## Exercise brief
Work through the records below, line by line, and say how many lines include "like", with nothing else.

Dataset rows for apps and sites:
******

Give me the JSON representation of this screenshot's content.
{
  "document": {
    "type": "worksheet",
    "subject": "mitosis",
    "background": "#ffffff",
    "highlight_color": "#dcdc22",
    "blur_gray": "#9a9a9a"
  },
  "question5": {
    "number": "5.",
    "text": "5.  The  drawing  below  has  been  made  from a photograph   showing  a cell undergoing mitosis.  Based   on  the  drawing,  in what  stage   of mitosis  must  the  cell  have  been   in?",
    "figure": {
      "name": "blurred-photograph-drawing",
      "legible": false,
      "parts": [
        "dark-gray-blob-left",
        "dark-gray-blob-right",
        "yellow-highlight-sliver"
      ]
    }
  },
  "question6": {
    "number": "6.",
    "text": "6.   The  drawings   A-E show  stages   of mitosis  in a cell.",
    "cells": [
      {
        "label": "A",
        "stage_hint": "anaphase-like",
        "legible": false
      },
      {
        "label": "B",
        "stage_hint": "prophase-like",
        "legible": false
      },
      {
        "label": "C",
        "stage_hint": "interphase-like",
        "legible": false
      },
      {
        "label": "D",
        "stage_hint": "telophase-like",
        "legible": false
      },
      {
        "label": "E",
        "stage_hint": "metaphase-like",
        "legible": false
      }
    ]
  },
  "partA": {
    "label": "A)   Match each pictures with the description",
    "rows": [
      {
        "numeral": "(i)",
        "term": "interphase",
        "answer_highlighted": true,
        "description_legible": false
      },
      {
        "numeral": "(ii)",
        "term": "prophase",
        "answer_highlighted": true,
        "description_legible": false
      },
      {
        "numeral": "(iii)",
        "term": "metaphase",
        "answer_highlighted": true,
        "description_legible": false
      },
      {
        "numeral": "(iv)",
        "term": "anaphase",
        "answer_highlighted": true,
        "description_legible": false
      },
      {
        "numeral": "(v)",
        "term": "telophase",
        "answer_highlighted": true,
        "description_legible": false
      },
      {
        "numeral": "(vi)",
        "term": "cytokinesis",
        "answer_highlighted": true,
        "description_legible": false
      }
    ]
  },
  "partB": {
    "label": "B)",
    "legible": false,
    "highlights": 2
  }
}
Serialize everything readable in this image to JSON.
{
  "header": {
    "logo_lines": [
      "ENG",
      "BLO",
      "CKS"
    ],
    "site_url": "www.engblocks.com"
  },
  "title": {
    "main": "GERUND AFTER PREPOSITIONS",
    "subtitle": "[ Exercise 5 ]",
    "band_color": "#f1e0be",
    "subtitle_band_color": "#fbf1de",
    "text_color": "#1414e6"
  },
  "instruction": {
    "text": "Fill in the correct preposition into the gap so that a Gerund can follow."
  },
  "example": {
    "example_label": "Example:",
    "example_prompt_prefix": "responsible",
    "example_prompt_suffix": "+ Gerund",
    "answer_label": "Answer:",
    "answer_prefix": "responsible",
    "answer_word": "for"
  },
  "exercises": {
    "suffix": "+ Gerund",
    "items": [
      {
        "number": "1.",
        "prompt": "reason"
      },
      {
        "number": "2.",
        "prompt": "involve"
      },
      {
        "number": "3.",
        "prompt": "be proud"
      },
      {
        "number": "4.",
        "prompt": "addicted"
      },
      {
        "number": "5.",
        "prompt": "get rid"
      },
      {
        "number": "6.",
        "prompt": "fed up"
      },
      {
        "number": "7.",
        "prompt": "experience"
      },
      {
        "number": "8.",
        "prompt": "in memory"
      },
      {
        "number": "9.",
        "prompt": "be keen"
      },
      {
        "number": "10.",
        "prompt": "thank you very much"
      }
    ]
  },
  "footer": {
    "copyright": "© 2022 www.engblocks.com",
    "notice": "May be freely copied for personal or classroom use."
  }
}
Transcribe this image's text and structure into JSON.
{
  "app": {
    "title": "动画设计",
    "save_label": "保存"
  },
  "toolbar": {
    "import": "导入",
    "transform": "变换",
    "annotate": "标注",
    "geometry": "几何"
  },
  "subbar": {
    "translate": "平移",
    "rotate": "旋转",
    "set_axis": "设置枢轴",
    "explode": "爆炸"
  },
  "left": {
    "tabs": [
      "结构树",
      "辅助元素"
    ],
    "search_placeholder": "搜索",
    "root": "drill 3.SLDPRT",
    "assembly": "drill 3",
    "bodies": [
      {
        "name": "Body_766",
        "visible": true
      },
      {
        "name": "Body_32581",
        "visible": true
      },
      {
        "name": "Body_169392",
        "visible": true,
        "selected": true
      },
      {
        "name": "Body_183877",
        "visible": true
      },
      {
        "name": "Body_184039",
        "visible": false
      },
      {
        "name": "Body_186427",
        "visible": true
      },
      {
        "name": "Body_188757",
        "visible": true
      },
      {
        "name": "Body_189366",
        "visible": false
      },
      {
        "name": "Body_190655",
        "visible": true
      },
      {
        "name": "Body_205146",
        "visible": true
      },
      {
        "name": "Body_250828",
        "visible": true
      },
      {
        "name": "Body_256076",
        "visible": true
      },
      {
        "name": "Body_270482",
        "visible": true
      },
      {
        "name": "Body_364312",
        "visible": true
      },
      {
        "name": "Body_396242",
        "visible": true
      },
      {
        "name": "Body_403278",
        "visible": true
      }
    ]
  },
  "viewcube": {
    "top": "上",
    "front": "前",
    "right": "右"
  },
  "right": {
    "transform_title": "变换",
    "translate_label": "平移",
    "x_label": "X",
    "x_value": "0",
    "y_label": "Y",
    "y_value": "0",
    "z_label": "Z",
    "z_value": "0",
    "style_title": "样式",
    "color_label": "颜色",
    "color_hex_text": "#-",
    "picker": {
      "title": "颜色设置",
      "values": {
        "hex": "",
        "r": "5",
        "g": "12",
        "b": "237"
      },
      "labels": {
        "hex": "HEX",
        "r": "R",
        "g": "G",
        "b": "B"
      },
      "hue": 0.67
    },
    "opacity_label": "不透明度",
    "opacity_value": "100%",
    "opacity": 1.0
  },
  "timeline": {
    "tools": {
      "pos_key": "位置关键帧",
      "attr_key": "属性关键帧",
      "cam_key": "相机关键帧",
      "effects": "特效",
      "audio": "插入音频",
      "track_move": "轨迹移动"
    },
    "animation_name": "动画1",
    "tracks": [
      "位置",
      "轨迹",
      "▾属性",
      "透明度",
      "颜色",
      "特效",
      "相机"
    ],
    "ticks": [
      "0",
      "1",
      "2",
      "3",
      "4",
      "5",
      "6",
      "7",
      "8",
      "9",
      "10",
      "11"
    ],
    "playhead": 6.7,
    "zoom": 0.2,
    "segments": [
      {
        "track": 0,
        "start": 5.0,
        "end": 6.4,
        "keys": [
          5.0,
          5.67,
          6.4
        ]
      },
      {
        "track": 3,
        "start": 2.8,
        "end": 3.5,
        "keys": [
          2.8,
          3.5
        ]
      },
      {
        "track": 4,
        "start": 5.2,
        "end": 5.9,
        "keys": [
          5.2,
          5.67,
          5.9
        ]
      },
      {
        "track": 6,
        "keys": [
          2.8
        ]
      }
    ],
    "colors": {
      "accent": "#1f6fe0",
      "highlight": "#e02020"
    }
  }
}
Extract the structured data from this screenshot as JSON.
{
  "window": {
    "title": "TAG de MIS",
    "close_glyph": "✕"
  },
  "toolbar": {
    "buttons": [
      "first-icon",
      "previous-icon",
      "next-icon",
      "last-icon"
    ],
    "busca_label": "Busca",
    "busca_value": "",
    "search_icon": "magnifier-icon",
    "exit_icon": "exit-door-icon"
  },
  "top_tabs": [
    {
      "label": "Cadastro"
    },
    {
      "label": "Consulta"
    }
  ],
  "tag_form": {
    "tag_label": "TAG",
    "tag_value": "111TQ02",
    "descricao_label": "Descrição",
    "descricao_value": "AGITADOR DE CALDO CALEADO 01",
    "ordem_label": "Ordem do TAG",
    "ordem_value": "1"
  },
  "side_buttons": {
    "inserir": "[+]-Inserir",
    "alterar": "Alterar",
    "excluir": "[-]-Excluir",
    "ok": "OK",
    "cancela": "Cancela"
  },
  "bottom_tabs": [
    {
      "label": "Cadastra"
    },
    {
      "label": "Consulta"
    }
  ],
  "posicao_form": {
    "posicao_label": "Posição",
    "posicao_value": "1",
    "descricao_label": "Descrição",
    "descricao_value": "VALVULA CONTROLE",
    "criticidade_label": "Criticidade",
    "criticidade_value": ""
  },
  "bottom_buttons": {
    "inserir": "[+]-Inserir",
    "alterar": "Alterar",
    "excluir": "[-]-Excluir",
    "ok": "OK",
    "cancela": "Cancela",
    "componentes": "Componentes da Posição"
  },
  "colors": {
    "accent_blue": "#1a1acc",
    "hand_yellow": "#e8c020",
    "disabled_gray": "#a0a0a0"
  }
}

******

## Exercise answer
5